(Material for this exercise Opens)

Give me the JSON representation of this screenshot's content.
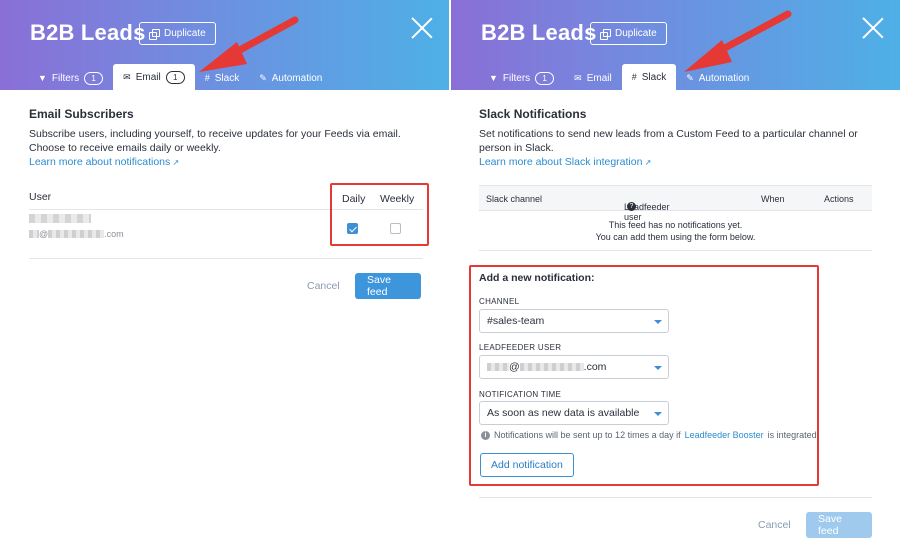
{
  "left": {
    "title": "B2B Leads",
    "duplicate_label": "Duplicate",
    "tabs": [
      {
        "label": "Filters",
        "icon": "filter-icon",
        "count": "1",
        "active": false
      },
      {
        "label": "Email",
        "icon": "envelope-icon",
        "count": "1",
        "active": true
      },
      {
        "label": "Slack",
        "icon": "slack-icon",
        "count": "",
        "active": false
      },
      {
        "label": "Automation",
        "icon": "wand-icon",
        "count": "",
        "active": false
      }
    ],
    "section_title": "Email Subscribers",
    "description": "Subscribe users, including yourself, to receive updates for your Feeds via email. Choose to receive emails daily or weekly.",
    "learn_more": "Learn more about notifications",
    "table": {
      "user_header": "User",
      "daily_header": "Daily",
      "weekly_header": "Weekly",
      "row": {
        "email_domain": ".com",
        "daily": true,
        "weekly": false
      }
    },
    "cancel_label": "Cancel",
    "save_label": "Save feed"
  },
  "right": {
    "title": "B2B Leads",
    "duplicate_label": "Duplicate",
    "tabs": [
      {
        "label": "Filters",
        "icon": "filter-icon",
        "count": "1",
        "active": false
      },
      {
        "label": "Email",
        "icon": "envelope-icon",
        "count": "",
        "active": false
      },
      {
        "label": "Slack",
        "icon": "slack-icon",
        "count": "",
        "active": true
      },
      {
        "label": "Automation",
        "icon": "wand-icon",
        "count": "",
        "active": false
      }
    ],
    "section_title": "Slack Notifications",
    "description": "Set notifications to send new leads from a Custom Feed to a particular channel or person in Slack.",
    "learn_more": "Learn more about Slack integration",
    "table": {
      "headers": [
        "Slack channel",
        "Leadfeeder user",
        "When",
        "Actions"
      ],
      "empty_line1": "This feed has no notifications yet.",
      "empty_line2": "You can add them using the form below."
    },
    "form": {
      "title": "Add a new notification:",
      "channel_label": "CHANNEL",
      "channel_value": "#sales-team",
      "user_label": "LEADFEEDER USER",
      "user_at": "@",
      "user_domain": ".com",
      "time_label": "NOTIFICATION TIME",
      "time_value": "As soon as new data is available",
      "info_text": "Notifications will be sent up to 12 times a day if",
      "info_link": "Leadfeeder Booster",
      "info_suffix": "is integrated.",
      "add_label": "Add notification"
    },
    "cancel_label": "Cancel",
    "save_label": "Save feed"
  },
  "colors": {
    "accent": "#3d95dc",
    "highlight": "#e53935",
    "header_start": "#8a6fd6",
    "header_end": "#4eb0e6"
  }
}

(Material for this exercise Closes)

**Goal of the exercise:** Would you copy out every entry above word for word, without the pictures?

**Result below:**
Give me the JSON representation of this screenshot's content.
{
  "left": {
    "title": "B2B Leads",
    "duplicate_label": "Duplicate",
    "tabs": [
      {
        "label": "Filters",
        "icon": "filter-icon",
        "count": "1",
        "active": false
      },
      {
        "label": "Email",
        "icon": "envelope-icon",
        "count": "1",
        "active": true
      },
      {
        "label": "Slack",
        "icon": "slack-icon",
        "count": "",
        "active": false
      },
      {
        "label": "Automation",
        "icon": "wand-icon",
        "count": "",
        "active": false
      }
    ],
    "section_title": "Email Subscribers",
    "description": "Subscribe users, including yourself, to receive updates for your Feeds via email. Choose to receive emails daily or weekly.",
    "learn_more": "Learn more about notifications",
    "table": {
      "user_header": "User",
      "daily_header": "Daily",
      "weekly_header": "Weekly",
      "row": {
        "email_domain": ".com",
        "daily": true,
        "weekly": false
      }
    },
    "cancel_label": "Cancel",
    "save_label": "Save feed"
  },
  "right": {
    "title": "B2B Leads",
    "duplicate_label": "Duplicate",
    "tabs": [
      {
        "label": "Filters",
        "icon": "filter-icon",
        "count": "1",
        "active": false
      },
      {
        "label": "Email",
        "icon": "envelope-icon",
        "count": "",
        "active": false
      },
      {
        "label": "Slack",
        "icon": "slack-icon",
        "count": "",
        "active": true
      },
      {
        "label": "Automation",
        "icon": "wand-icon",
        "count": "",
        "active": false
      }
    ],
    "section_title": "Slack Notifications",
    "description": "Set notifications to send new leads from a Custom Feed to a particular channel or person in Slack.",
    "learn_more": "Learn more about Slack integration",
    "table": {
      "headers": [
        "Slack channel",
        "Leadfeeder user",
        "When",
        "Actions"
      ],
      "empty_line1": "This feed has no notifications yet.",
      "empty_line2": "You can add them using the form below."
    },
    "form": {
      "title": "Add a new notification:",
      "channel_label": "CHANNEL",
      "channel_value": "#sales-team",
      "user_label": "LEADFEEDER USER",
      "user_at": "@",
      "user_domain": ".com",
      "time_label": "NOTIFICATION TIME",
      "time_value": "As soon as new data is available",
      "info_text": "Notifications will be sent up to 12 times a day if",
      "info_link": "Leadfeeder Booster",
      "info_suffix": "is integrated.",
      "add_label": "Add notification"
    },
    "cancel_label": "Cancel",
    "save_label": "Save feed"
  },
  "colors": {
    "accent": "#3d95dc",
    "highlight": "#e53935",
    "header_start": "#8a6fd6",
    "header_end": "#4eb0e6"
  }
}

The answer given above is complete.